[Entries from a dataset of interfaces]

*** Block opens ***

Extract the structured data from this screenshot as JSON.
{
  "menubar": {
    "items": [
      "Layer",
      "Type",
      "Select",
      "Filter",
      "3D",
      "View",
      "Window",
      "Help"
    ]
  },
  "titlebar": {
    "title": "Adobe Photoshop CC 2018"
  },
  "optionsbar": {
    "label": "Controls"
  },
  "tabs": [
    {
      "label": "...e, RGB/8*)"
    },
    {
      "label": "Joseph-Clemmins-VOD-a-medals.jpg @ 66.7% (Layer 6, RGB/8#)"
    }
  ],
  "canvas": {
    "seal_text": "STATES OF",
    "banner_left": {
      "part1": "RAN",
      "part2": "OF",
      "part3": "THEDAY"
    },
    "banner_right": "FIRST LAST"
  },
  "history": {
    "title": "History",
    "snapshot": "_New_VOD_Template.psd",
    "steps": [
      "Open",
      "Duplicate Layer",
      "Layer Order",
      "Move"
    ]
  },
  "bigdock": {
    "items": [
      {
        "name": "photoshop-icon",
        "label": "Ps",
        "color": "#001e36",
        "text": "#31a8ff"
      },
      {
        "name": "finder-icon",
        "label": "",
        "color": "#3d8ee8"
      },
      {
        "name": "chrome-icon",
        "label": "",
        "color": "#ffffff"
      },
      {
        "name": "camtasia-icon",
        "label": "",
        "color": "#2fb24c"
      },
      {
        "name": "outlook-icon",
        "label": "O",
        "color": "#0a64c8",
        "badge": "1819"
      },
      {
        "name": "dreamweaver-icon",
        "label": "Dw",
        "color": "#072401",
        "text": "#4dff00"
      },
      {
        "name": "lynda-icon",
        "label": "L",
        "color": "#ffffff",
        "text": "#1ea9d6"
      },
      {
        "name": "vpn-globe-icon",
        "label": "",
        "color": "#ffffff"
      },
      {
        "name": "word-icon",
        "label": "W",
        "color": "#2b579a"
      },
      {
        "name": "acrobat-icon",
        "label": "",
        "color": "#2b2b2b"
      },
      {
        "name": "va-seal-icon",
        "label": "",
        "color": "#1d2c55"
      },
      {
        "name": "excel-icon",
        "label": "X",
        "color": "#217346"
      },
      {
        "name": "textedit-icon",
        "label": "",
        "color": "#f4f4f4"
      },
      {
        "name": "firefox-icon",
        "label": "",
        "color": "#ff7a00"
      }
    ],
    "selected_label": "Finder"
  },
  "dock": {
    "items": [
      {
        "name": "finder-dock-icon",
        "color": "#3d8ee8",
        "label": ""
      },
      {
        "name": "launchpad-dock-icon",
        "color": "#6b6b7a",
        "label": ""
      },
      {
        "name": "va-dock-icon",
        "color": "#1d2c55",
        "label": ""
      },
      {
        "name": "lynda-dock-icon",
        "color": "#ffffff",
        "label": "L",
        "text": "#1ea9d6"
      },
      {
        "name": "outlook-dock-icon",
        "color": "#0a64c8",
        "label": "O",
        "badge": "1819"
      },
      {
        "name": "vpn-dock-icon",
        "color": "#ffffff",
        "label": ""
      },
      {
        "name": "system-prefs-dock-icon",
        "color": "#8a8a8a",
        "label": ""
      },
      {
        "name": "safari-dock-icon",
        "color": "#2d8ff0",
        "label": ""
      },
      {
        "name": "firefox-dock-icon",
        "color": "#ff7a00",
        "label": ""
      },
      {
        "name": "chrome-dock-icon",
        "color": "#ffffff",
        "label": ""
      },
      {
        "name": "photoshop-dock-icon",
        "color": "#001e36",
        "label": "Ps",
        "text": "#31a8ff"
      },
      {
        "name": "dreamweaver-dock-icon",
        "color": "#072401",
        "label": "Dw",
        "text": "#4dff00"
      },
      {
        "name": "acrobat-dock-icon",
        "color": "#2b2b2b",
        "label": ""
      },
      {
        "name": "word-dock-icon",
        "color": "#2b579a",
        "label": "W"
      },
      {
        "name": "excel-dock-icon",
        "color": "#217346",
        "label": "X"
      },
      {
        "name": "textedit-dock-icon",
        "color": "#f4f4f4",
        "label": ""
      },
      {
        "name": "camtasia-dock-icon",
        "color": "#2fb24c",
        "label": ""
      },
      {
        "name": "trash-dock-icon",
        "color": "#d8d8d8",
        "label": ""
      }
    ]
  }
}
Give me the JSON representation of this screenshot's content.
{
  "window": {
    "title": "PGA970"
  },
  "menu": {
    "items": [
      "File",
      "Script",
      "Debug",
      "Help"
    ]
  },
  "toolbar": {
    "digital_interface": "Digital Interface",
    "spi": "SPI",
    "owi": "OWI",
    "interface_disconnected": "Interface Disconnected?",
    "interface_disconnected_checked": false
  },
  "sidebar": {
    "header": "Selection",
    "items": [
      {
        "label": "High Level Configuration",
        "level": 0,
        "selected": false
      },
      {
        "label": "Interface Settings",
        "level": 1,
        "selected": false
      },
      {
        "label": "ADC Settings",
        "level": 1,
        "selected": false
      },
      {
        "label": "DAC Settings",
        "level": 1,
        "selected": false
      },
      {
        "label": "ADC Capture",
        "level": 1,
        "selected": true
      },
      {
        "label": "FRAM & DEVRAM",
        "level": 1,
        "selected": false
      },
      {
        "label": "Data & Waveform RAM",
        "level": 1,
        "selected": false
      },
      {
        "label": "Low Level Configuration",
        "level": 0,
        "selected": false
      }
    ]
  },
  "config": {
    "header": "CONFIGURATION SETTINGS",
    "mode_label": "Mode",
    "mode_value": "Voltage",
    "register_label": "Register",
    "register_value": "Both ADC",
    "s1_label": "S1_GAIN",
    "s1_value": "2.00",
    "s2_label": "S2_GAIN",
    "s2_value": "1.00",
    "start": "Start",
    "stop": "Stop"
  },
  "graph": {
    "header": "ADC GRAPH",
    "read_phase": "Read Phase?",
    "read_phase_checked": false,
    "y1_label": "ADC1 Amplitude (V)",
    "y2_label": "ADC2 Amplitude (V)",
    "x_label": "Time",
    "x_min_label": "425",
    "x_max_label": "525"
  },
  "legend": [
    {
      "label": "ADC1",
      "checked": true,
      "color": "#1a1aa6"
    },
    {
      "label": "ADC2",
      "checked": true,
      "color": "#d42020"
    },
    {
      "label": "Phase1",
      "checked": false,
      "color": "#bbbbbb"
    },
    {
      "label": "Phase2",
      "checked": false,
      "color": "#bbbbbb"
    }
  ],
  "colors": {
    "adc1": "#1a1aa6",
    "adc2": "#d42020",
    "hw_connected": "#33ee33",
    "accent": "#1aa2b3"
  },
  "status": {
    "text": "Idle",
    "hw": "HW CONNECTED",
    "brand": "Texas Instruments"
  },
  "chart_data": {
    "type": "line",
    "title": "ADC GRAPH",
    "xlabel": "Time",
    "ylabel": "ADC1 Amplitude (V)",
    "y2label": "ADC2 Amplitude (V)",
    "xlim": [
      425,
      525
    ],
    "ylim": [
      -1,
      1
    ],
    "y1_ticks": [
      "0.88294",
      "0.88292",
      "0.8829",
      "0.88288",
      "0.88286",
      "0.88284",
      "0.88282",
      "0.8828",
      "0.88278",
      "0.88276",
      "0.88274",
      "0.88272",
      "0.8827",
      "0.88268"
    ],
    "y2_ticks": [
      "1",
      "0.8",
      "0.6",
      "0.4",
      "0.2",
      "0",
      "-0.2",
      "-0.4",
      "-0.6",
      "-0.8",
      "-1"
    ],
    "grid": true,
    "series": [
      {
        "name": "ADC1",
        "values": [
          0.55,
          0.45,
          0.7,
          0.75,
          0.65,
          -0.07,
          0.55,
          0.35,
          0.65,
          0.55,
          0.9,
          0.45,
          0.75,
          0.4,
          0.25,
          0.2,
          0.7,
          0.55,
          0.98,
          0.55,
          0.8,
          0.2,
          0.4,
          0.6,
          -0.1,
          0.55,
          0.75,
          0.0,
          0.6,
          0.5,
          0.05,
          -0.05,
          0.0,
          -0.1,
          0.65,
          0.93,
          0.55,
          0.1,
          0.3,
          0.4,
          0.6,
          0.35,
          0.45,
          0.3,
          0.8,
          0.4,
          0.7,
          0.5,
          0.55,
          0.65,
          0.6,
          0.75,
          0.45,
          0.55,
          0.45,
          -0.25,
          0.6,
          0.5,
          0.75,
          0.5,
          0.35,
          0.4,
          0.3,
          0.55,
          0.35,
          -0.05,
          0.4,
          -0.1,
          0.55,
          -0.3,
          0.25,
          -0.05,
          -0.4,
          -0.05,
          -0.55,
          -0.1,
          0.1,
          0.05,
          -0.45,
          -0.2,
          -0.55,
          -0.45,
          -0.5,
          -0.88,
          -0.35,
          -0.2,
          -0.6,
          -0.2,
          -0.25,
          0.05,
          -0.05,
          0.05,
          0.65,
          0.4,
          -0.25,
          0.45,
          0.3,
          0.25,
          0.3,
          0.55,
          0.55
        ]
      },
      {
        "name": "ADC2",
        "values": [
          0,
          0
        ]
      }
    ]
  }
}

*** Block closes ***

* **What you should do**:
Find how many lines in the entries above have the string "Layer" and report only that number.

* **Answer to this task**:
4